Description of the task: Read through the data and count the lines that contain the string "Started"; give only the result.

Data extracts:
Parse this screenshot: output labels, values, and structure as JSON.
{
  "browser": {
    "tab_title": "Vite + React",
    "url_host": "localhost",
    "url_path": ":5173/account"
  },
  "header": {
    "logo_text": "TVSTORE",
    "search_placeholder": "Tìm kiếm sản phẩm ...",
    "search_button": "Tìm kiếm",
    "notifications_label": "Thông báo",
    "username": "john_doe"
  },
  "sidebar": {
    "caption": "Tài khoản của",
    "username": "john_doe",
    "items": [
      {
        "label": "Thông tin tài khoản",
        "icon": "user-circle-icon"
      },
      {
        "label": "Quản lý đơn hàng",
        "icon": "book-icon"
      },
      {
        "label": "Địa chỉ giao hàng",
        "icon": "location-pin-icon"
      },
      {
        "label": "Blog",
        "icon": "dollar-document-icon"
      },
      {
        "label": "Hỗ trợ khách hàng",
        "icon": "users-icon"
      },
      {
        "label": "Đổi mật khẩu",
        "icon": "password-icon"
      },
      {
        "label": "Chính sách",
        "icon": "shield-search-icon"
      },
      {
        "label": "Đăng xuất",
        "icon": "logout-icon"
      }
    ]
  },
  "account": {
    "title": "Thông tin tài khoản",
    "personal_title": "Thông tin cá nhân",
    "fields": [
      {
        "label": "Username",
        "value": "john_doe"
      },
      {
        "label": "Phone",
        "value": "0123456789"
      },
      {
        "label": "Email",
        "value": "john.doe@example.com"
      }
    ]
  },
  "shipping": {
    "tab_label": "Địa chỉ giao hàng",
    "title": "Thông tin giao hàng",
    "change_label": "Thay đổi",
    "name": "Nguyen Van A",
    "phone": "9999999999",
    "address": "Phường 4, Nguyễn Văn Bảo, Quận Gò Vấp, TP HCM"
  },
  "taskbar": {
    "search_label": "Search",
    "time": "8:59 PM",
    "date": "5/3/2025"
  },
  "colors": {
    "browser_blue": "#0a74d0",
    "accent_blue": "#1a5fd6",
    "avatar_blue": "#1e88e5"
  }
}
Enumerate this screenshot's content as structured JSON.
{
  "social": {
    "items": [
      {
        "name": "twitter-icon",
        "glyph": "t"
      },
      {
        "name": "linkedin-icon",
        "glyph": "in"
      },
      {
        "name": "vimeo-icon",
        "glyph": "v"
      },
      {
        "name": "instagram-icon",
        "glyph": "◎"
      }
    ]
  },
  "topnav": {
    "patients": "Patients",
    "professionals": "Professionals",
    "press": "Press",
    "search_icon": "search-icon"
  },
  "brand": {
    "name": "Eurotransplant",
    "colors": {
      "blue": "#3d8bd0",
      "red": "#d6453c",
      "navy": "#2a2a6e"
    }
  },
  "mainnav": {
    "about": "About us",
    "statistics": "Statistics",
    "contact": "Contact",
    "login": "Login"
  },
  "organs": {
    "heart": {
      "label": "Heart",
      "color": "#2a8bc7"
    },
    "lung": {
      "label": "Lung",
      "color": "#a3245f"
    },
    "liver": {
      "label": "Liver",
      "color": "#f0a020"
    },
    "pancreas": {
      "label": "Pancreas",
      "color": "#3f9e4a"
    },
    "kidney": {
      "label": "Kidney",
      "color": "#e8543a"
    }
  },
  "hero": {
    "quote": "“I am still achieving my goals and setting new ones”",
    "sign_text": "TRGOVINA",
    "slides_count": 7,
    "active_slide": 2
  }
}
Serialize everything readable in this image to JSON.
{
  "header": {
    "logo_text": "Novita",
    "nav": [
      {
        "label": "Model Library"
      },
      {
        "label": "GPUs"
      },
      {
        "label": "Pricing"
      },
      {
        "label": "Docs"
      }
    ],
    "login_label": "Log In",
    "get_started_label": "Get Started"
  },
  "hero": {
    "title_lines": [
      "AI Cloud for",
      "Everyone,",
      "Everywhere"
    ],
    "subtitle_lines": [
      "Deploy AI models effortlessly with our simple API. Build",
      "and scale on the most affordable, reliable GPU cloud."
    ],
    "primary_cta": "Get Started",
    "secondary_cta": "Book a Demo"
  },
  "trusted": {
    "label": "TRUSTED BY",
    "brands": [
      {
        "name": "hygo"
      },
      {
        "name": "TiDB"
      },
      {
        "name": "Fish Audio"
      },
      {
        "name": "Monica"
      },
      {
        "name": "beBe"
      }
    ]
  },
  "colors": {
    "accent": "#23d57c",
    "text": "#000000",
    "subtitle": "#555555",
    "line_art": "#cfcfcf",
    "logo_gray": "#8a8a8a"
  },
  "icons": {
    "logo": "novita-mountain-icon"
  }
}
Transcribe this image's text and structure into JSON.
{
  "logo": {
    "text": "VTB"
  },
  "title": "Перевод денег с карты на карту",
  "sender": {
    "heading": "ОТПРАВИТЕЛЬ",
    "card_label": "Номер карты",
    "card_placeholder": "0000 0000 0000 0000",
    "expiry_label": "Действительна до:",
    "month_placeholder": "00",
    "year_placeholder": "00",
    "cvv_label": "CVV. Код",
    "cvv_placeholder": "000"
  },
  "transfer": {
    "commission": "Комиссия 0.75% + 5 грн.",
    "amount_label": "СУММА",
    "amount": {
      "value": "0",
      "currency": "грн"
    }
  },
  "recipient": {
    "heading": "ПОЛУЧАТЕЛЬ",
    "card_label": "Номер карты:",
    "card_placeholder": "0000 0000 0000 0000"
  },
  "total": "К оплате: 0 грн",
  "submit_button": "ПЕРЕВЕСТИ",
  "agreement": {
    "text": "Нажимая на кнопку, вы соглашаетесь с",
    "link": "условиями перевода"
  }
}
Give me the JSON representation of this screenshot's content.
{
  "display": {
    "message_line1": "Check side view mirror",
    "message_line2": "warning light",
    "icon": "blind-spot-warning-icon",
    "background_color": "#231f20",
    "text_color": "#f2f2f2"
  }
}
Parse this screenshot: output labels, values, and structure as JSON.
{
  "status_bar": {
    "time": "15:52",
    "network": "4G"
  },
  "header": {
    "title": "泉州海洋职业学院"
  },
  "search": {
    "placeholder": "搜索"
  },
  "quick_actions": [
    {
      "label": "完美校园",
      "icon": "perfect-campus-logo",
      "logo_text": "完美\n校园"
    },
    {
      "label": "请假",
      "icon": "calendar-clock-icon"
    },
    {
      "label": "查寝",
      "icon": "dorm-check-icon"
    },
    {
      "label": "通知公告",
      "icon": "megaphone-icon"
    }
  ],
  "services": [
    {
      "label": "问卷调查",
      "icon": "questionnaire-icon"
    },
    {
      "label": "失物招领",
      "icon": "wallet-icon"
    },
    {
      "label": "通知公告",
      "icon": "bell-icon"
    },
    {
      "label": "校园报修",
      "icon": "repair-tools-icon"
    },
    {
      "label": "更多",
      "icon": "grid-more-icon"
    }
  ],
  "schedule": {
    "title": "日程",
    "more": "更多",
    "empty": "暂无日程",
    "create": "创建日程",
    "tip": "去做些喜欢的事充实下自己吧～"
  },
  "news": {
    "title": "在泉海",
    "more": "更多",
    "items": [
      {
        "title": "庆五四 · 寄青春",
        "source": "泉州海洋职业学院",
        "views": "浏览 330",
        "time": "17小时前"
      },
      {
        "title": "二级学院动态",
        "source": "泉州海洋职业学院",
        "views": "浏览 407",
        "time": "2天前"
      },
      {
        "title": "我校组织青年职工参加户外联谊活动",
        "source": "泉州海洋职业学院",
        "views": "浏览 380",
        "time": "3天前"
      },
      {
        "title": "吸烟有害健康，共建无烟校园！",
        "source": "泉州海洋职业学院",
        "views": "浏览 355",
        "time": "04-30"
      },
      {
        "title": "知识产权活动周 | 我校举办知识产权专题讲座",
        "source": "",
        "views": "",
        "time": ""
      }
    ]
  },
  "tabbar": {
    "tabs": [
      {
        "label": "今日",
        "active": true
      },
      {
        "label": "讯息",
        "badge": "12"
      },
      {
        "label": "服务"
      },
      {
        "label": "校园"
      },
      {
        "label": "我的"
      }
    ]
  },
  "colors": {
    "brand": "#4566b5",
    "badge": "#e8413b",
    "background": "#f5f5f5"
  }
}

Problem solution: 2